Notable Russian lawyer Sarkis Darbinyan says governments are actually making people much smarter by imposing website blockades. To avoid censorship, more and more Russians (as well as those in other countries) are learning to flee by using Tor and VPN services to access blocked news sites, or obtain cryptos.
Criminals Remain in the Shadows… Again
People in Russia constantly encounter crypto-related site blockades. Many of the sites are safe and very useful, but authorities still block them for Russian users who have been living without VPN services — so far. The government wants to turn the local web into a closed place, with censorship of topics like cryptos, anime, cannabis, truth, and science. This means turning the Internet into a version of free broadcast television, with its meaningless content, messages from the sponsors, and a lack of intellectual choice. Criminals, at the same time, will remain untouched. Per Darbinyan:
“Today, VPN is not a tool for criminals and dangerous freaks. As we see, more and more people use VPN by default. Nobody can count the exact number of VPN users, but after a certain number of services were blocked Russia-wide, the number of VPN app installations have increased. The Tor network also reports that they observe a sustainable growth in userbase.
As for the criminals, nothing has changed regarding their works. They have absolutely no problems regarding the blockade, and people who perform crime activity in the Internet are far away from being spotted, anonymizing themselves in the pitch black of Darkweb.”
When the governments of Russia or any other country start blocking some sites, this only increases VPN usage. Ukrainian authorities blocked popular social media service Vkontakte back in 2017, forcing a large slice of youth to jump on the free VPN app train. Despite the fact that free VPN subscriptions can track information about you, keep logs, or show ads within their app, they are still very useful in hiding yourself from the local ISPs who could spy on unencrypted traffic, track IPs and passwords, personal data, etc.
Censorship a Business Opportunity for VPN Providers
All the former USSR countries have shown an increase VPN usage, with many people unrelated to computer science using free VPN subscriptions. For example, here’s the results of a poll conducted by the “Mr. Freeman” Telegram Channel (MFCoin project) with around 10,000 subscribers:

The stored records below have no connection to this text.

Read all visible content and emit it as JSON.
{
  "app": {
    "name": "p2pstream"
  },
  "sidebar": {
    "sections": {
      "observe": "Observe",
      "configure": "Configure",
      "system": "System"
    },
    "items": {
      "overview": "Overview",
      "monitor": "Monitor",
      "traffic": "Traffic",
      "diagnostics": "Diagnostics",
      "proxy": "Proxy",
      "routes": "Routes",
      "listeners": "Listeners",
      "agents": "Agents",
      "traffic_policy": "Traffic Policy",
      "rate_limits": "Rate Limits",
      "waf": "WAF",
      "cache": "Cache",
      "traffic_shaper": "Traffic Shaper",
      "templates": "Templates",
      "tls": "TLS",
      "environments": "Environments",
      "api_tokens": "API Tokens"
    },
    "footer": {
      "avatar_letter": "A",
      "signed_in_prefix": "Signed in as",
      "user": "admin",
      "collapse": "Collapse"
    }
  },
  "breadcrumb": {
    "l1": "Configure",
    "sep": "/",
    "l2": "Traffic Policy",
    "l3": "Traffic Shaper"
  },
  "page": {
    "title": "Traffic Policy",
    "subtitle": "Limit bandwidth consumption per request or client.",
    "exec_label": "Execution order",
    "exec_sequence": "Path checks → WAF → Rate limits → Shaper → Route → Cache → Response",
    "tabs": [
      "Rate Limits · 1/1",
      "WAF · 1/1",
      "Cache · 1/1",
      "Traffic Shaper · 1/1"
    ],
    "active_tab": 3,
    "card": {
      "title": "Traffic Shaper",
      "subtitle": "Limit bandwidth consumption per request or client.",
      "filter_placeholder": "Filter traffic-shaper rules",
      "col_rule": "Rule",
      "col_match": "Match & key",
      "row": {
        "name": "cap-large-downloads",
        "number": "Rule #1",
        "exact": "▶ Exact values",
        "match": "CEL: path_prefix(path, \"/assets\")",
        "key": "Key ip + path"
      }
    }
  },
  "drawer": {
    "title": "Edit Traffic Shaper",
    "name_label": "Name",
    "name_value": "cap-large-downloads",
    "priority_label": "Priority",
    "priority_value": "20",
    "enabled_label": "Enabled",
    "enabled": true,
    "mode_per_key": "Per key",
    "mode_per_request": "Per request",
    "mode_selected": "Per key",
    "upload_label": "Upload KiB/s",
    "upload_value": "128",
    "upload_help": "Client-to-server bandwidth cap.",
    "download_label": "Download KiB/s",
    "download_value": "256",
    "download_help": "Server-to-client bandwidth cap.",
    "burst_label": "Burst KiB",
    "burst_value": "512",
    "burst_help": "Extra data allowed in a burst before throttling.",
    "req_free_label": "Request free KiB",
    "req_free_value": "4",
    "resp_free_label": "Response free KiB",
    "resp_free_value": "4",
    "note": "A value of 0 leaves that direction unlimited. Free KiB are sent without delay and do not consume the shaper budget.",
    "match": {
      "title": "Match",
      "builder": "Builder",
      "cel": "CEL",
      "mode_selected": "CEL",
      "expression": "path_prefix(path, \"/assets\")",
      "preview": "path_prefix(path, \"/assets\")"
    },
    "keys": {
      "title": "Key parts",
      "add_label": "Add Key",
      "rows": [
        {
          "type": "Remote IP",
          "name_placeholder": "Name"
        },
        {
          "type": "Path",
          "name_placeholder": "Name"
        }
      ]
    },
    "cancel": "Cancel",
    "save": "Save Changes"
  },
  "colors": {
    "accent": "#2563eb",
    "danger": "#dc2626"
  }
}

The question was: “Which type of VPN do you use?” Free VPN got 703 votes. Paid VPN is the preference for 60 channel members, and 191 people said they didn’t even know about VPN. As the word spreads and more people are educated about what’s available, more are likely to seek (and find) ways to mask their online activities.
Do you have a paid or a free VPN subscription to avoid local censorship? Share your VPN-related stories in the comments below.
Images by Jeff Fawkes